Directions for this task —
The answer must be a single number: how many lines in the records below contain the word "title".

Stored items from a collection
⁂

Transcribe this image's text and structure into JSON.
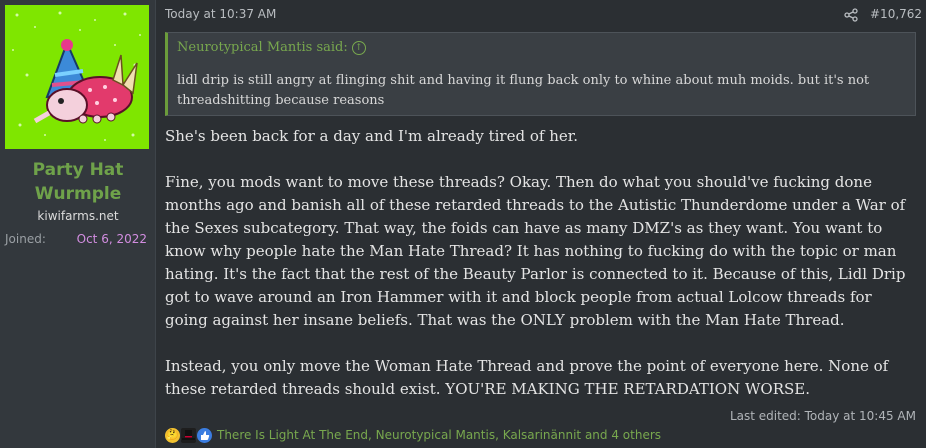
{
  "user": {
    "name": "Party Hat Wurmple",
    "title": "kiwifarms.net",
    "joined_label": "Joined:",
    "joined_value": "Oct 6, 2022"
  },
  "post": {
    "date": "Today at 10:37 AM",
    "number": "#10,762",
    "quote": {
      "author_line": "Neurotypical Mantis said:",
      "body": "lidl drip is still angry at flinging shit and having it flung back only to whine about muh moids. but it's not threadshitting because reasons"
    },
    "paragraphs": [
      "She's been back for a day and I'm already tired of her.",
      "Fine, you mods want to move these threads? Okay. Then do what you should've fucking done months ago and banish all of these retarded threads to the Autistic Thunderdome under a War of the Sexes subcategory. That way, the foids can have as many DMZ's as they want. You want to know why people hate the Man Hate Thread? It has nothing to fucking do with the topic or man hating. It's the fact that the rest of the Beauty Parlor is connected to it. Because of this, Lidl Drip got to wave around an Iron Hammer with it and block people from actual Lolcow threads for going against her insane beliefs. That was the ONLY problem with the Man Hate Thread.",
      "Instead, you only move the Woman Hate Thread and prove the point of everyone here. None of these retarded threads should exist. YOU'RE MAKING THE RETARDATION WORSE."
    ],
    "last_edited": "Last edited: Today at 10:45 AM",
    "reactions_text": "There Is Light At The End, Neurotypical Mantis, Kalsarinännit and 4 others",
    "reaction_icons": [
      "thinking-emoji-icon",
      "top-hat-icon",
      "thumbs-up-icon"
    ]
  },
  "colors": {
    "avatar_bg": "#7fe600",
    "username": "#6fa24a",
    "joined_value": "#d28de0",
    "quote_accent": "#78a84e"
  }
}
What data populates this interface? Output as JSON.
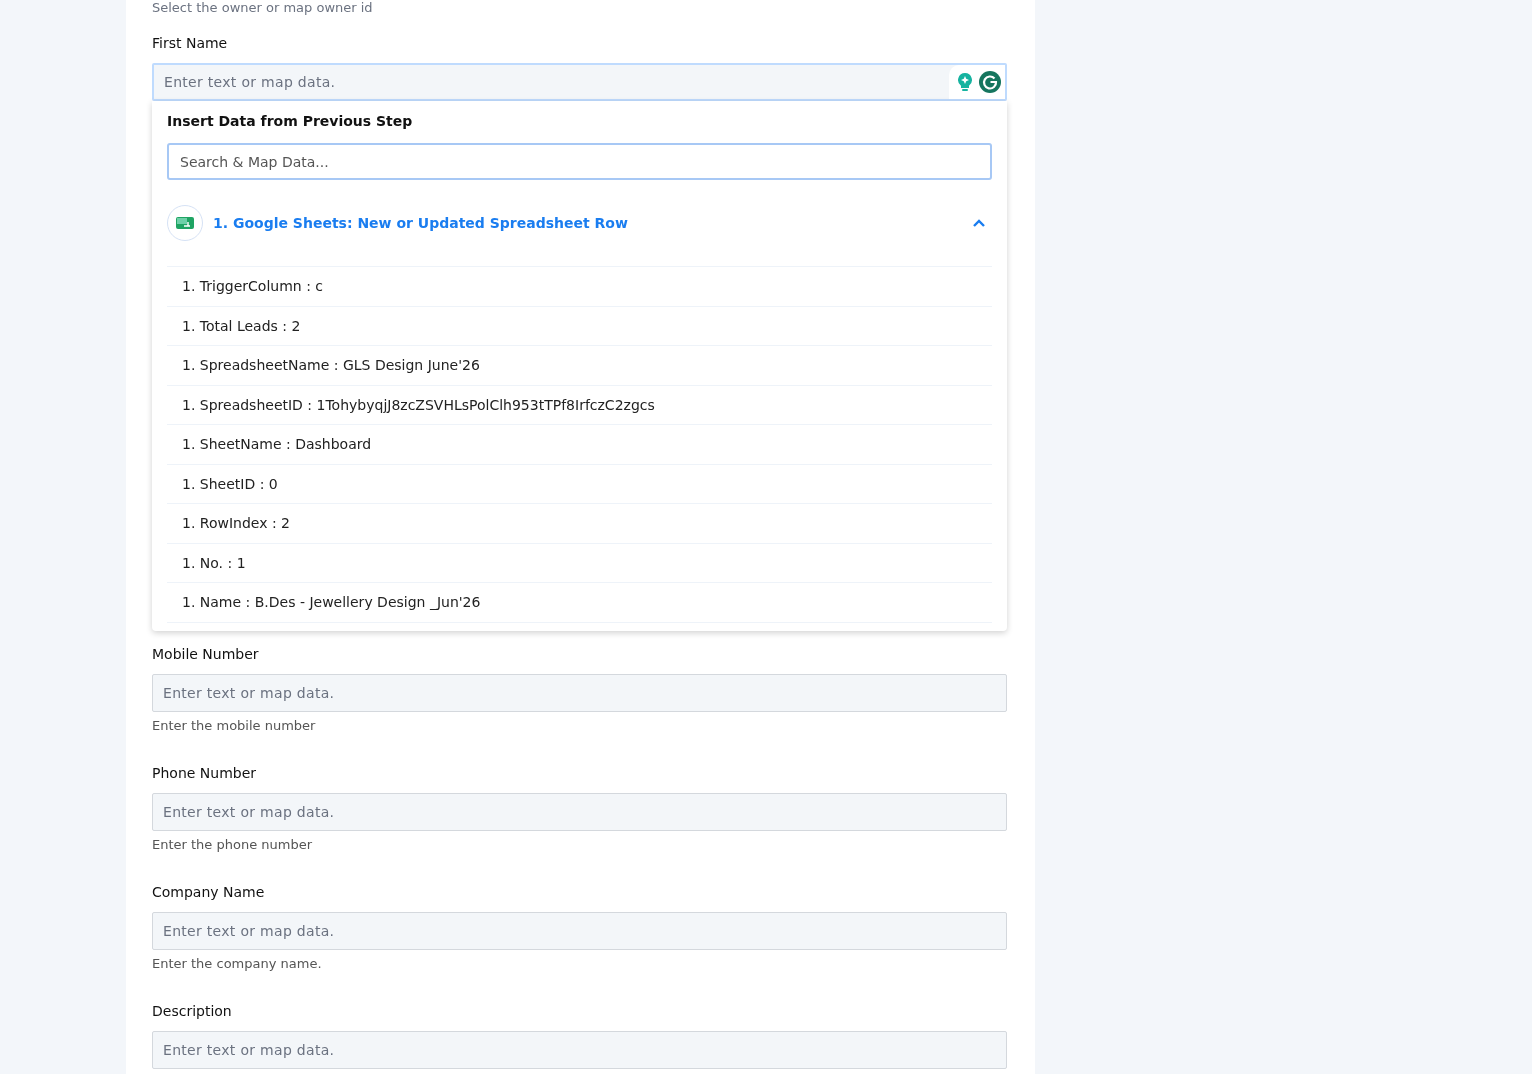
{
  "owner_hint": "Select the owner or map owner id",
  "first_name": {
    "label": "First Name",
    "placeholder": "Enter text or map data.",
    "focused": true
  },
  "dropdown": {
    "title": "Insert Data from Previous Step",
    "search_placeholder": "Search & Map Data...",
    "step": {
      "title": "1. Google Sheets: New or Updated Spreadsheet Row",
      "expanded": true,
      "items": [
        {
          "text": "1. TriggerColumn : c"
        },
        {
          "text": "1. Total Leads : 2"
        },
        {
          "text": "1. SpreadsheetName : GLS Design June'26"
        },
        {
          "text": "1. SpreadsheetID : 1TohybyqjJ8zcZSVHLsPolClh953tTPf8IrfczC2zgcs"
        },
        {
          "text": "1. SheetName : Dashboard"
        },
        {
          "text": "1. SheetID : 0"
        },
        {
          "text": "1. RowIndex : 2"
        },
        {
          "text": "1. No. : 1"
        },
        {
          "text": "1. Name : B.Des - Jewellery Design _Jun'26"
        }
      ]
    }
  },
  "fields": [
    {
      "label": "Mobile Number",
      "placeholder": "Enter text or map data.",
      "hint": "Enter the mobile number"
    },
    {
      "label": "Phone Number",
      "placeholder": "Enter text or map data.",
      "hint": "Enter the phone number"
    },
    {
      "label": "Company Name",
      "placeholder": "Enter text or map data.",
      "hint": "Enter the company name."
    },
    {
      "label": "Description",
      "placeholder": "Enter text or map data."
    }
  ]
}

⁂

Response box —
3